Thursday, November 5, 2009
Mehendi is applied generally
Mehndi is yet another traditional yet exciting pre wedding ceremony. In India, a lot of emphasis is given on customs and rituals. Indian people are ardent lovers of beauty and elegance. This is what reflects in the Mehndi ceremony before marriage. Mehendi ceremony has been prevalent since ages and forms such an integral part of the wedding ceremony that it cannot be imagined without it. Furthermore, Mehandi is one of the sixteen adornments of the bride and her beauty is incomplete without it
ater or oil-based creams and are intended to last a few days. Temporary tattoos are normally applied to the skin using water to transport the design to the surface of the skin. In some regions like India, the Middle East, North Africa and other Asian countries, temporary tattoo art forms are known as Mehndi / Mehendi.

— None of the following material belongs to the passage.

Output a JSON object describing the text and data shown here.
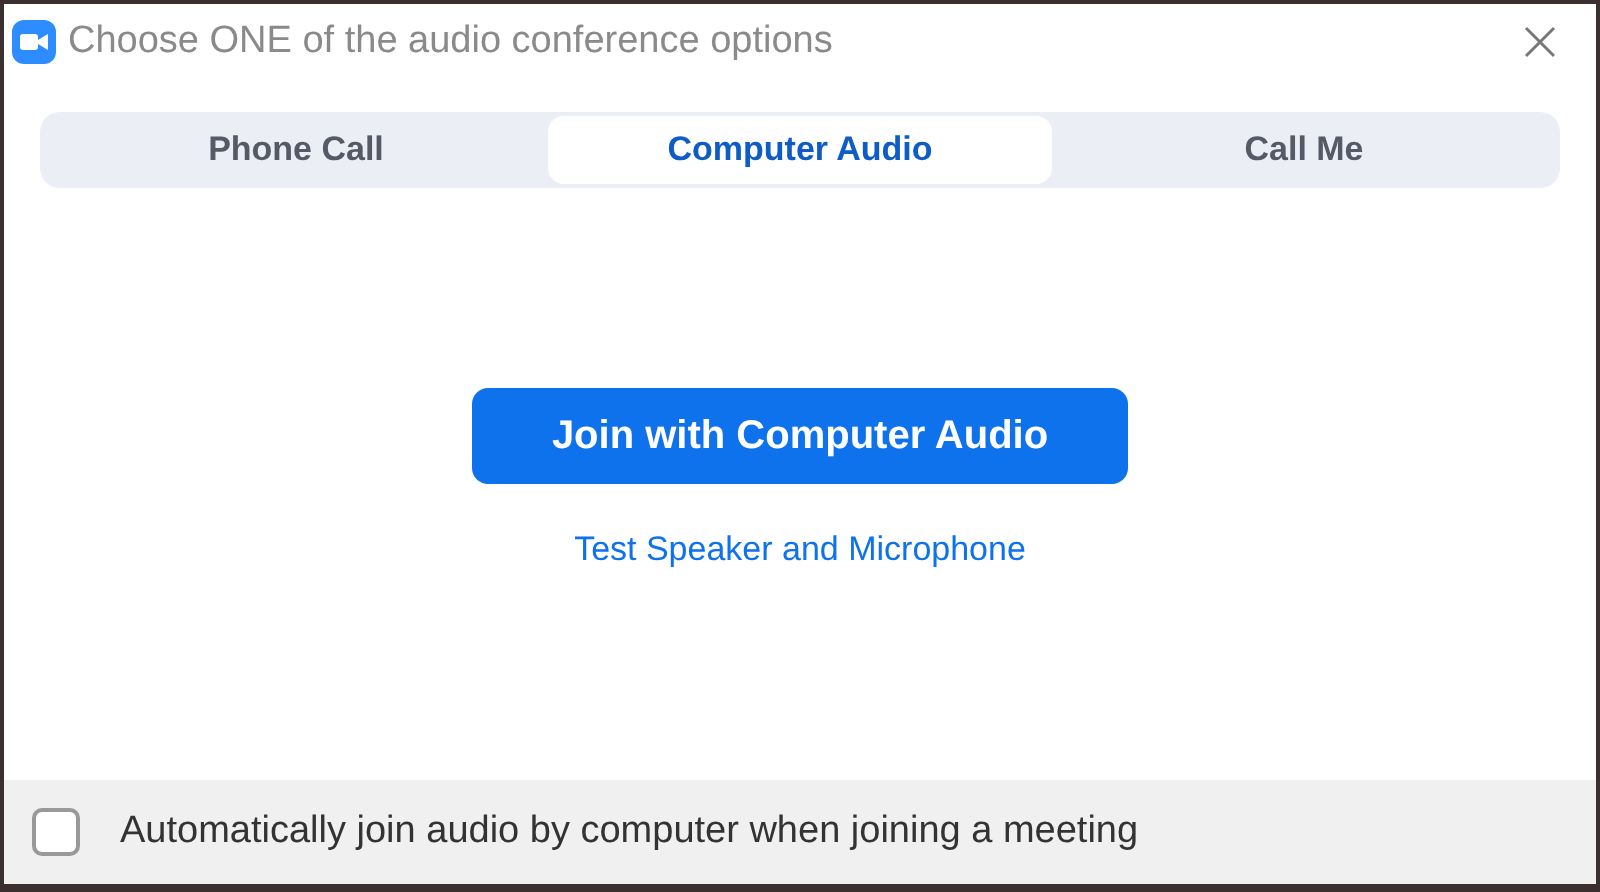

Mehndi / Mehendi is applied generally on the hands and the feet. The designs made by Mehndi / Mehendi are intricate and beautiful and go on their own in a couple of days.

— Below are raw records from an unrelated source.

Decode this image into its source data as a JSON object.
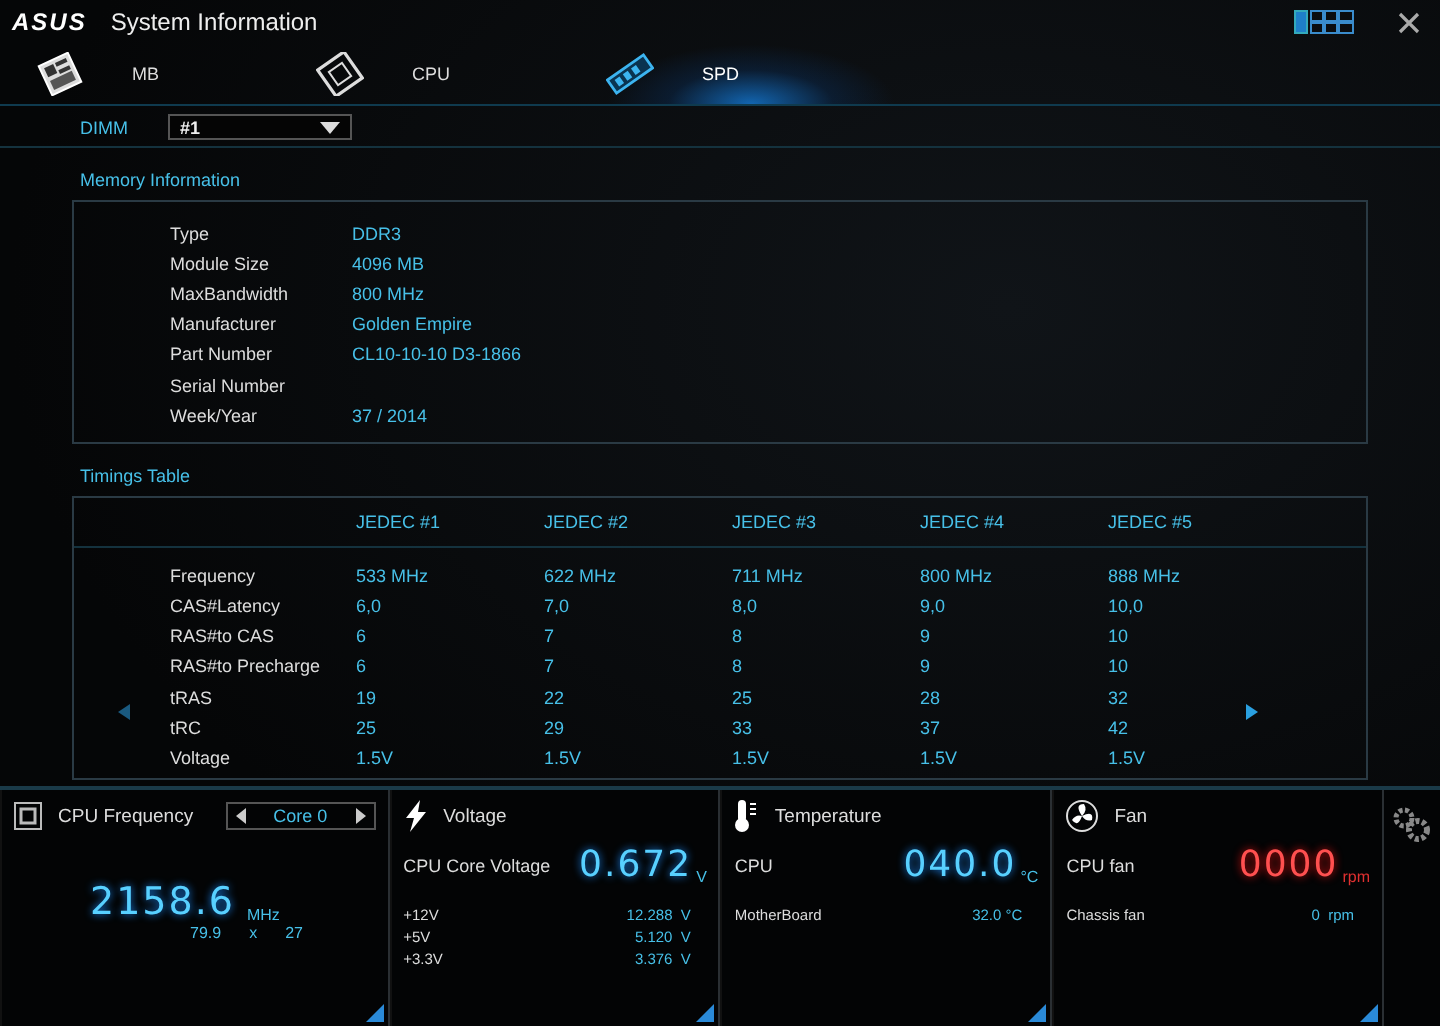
{
  "window": {
    "logo": "ASUS",
    "title": "System Information"
  },
  "tabs": [
    {
      "label": "MB",
      "kind": "board",
      "selected": false
    },
    {
      "label": "CPU",
      "kind": "chip",
      "selected": false
    },
    {
      "label": "SPD",
      "kind": "memory",
      "selected": true
    }
  ],
  "dimm": {
    "label": "DIMM",
    "value": "#1"
  },
  "memory_info": {
    "title": "Memory Information",
    "rows": [
      {
        "label": "Type",
        "value": "DDR3"
      },
      {
        "label": "Module Size",
        "value": "4096 MB"
      },
      {
        "label": "MaxBandwidth",
        "value": "800 MHz"
      },
      {
        "label": "Manufacturer",
        "value": "Golden Empire"
      },
      {
        "label": "Part Number",
        "value": "CL10-10-10 D3-1866"
      },
      {
        "label": "Serial Number"
      },
      {
        "label": "Week/Year",
        "value": "37 / 2014"
      }
    ]
  },
  "timings": {
    "title": "Timings Table",
    "columns": [
      "JEDEC #1",
      "JEDEC #2",
      "JEDEC #3",
      "JEDEC #4",
      "JEDEC #5"
    ],
    "rows": [
      {
        "label": "Frequency",
        "values": [
          "533 MHz",
          "622 MHz",
          "711 MHz",
          "800 MHz",
          "888 MHz"
        ]
      },
      {
        "label": "CAS#Latency",
        "values": [
          "6,0",
          "7,0",
          "8,0",
          "9,0",
          "10,0"
        ]
      },
      {
        "label": "RAS#to CAS",
        "values": [
          "6",
          "7",
          "8",
          "9",
          "10"
        ]
      },
      {
        "label": "RAS#to Precharge",
        "values": [
          "6",
          "7",
          "8",
          "9",
          "10"
        ]
      },
      {
        "label": "tRAS",
        "values": [
          "19",
          "22",
          "25",
          "28",
          "32"
        ]
      },
      {
        "label": "tRC",
        "values": [
          "25",
          "29",
          "33",
          "37",
          "42"
        ]
      },
      {
        "label": "Voltage",
        "values": [
          "1.5V",
          "1.5V",
          "1.5V",
          "1.5V",
          "1.5V"
        ]
      }
    ]
  },
  "cpu_frequency": {
    "title": "CPU Frequency",
    "core": "Core 0",
    "reading": "2158.6",
    "unit": "MHz",
    "bclk": "79.9",
    "times": "x",
    "multiplier": "27"
  },
  "panels": [
    {
      "kind": "voltage",
      "title": "Voltage",
      "main_label": "CPU Core Voltage",
      "main_reading": "0.672",
      "main_unit": "V",
      "alert": false,
      "rows": [
        {
          "label": "+12V",
          "value": "12.288  V"
        },
        {
          "label": "+5V",
          "value": "5.120  V"
        },
        {
          "label": "+3.3V",
          "value": "3.376  V"
        }
      ]
    },
    {
      "kind": "temperature",
      "title": "Temperature",
      "main_label": "CPU",
      "main_reading": "040.0",
      "main_unit": "°C",
      "alert": false,
      "rows": [
        {
          "label": "MotherBoard",
          "value": "32.0 °C"
        }
      ]
    },
    {
      "kind": "fan",
      "title": "Fan",
      "main_label": "CPU fan",
      "main_reading": "0000",
      "main_unit": "rpm",
      "alert": true,
      "rows": [
        {
          "label": "Chassis fan",
          "value": "0  rpm"
        }
      ]
    }
  ]
}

Henna is powdered and mixed with tea or coffee, lemon juice (so that the dye is released easily) and sugar to make a viscous paste which is then applied on the intended parts of the body. The more you leave the paste on the skin the more it will last. Usually, most of the designs last for about two weeks. Henna has tendency to fade in a fixed pattern. It fades from dark brown to light orange. The chief advantage of putting temporary tattoos like Henna or Mehndi is that you can get rid of them after a few days and again come up with a new pattern or style.

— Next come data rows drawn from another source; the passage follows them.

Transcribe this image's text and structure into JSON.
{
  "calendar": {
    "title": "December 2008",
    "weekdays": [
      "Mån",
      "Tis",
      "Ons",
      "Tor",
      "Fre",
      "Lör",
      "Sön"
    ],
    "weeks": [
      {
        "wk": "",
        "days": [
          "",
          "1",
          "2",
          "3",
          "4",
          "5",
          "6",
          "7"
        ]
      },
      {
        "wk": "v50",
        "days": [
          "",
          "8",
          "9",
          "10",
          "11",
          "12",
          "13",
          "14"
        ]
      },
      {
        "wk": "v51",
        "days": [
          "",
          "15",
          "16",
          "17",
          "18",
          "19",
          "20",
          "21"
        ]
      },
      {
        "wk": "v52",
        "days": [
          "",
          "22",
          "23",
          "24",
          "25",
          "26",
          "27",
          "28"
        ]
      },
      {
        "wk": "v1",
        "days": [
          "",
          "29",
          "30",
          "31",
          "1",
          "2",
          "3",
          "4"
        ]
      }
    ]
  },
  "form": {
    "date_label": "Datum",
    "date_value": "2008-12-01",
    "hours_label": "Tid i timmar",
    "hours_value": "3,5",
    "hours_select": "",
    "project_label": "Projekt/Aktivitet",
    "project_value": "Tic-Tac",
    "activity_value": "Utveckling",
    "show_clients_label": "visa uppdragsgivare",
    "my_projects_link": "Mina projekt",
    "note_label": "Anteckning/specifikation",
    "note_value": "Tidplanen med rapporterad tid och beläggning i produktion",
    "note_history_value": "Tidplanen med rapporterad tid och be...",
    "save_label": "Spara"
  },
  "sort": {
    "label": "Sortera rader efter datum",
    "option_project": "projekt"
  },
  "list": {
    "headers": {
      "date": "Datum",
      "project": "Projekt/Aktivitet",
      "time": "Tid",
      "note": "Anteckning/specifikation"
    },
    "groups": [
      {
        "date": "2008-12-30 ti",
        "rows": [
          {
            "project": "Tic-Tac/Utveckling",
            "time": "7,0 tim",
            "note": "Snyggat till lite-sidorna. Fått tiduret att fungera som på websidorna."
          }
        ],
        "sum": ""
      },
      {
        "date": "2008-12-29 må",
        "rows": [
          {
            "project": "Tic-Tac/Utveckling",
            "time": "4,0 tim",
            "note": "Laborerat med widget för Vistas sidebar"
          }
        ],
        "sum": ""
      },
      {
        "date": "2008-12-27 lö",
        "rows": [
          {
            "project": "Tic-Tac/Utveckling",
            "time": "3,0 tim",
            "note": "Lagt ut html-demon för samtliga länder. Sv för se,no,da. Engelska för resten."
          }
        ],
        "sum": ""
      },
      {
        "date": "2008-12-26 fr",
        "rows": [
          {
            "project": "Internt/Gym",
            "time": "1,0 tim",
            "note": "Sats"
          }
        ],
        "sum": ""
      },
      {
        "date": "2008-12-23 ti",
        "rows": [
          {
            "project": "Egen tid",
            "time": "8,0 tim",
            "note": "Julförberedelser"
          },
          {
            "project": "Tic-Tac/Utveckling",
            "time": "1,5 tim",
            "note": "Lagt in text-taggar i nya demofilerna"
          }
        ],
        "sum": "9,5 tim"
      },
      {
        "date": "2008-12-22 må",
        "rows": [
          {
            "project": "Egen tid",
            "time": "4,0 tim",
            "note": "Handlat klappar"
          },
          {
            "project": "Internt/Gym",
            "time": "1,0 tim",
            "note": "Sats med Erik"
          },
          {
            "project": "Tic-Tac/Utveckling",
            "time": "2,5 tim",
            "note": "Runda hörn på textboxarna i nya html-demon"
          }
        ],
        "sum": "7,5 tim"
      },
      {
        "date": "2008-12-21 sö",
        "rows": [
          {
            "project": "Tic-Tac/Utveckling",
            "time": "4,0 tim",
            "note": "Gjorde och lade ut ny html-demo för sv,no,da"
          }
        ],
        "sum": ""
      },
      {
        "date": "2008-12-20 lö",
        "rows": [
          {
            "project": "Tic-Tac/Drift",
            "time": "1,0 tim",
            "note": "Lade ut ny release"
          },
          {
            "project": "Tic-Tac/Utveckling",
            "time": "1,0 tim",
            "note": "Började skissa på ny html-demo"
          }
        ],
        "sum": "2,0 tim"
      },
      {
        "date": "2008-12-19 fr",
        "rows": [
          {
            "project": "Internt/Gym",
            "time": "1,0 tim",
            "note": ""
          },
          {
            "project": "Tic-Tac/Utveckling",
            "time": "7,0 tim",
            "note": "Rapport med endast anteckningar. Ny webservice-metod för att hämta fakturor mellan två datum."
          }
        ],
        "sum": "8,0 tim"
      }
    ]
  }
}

As Henna is herbal there is no threat to the skin. Black Henna, which is made by adding some chemical to the natural Henna, is very unhealthy and has been known to cause burns. According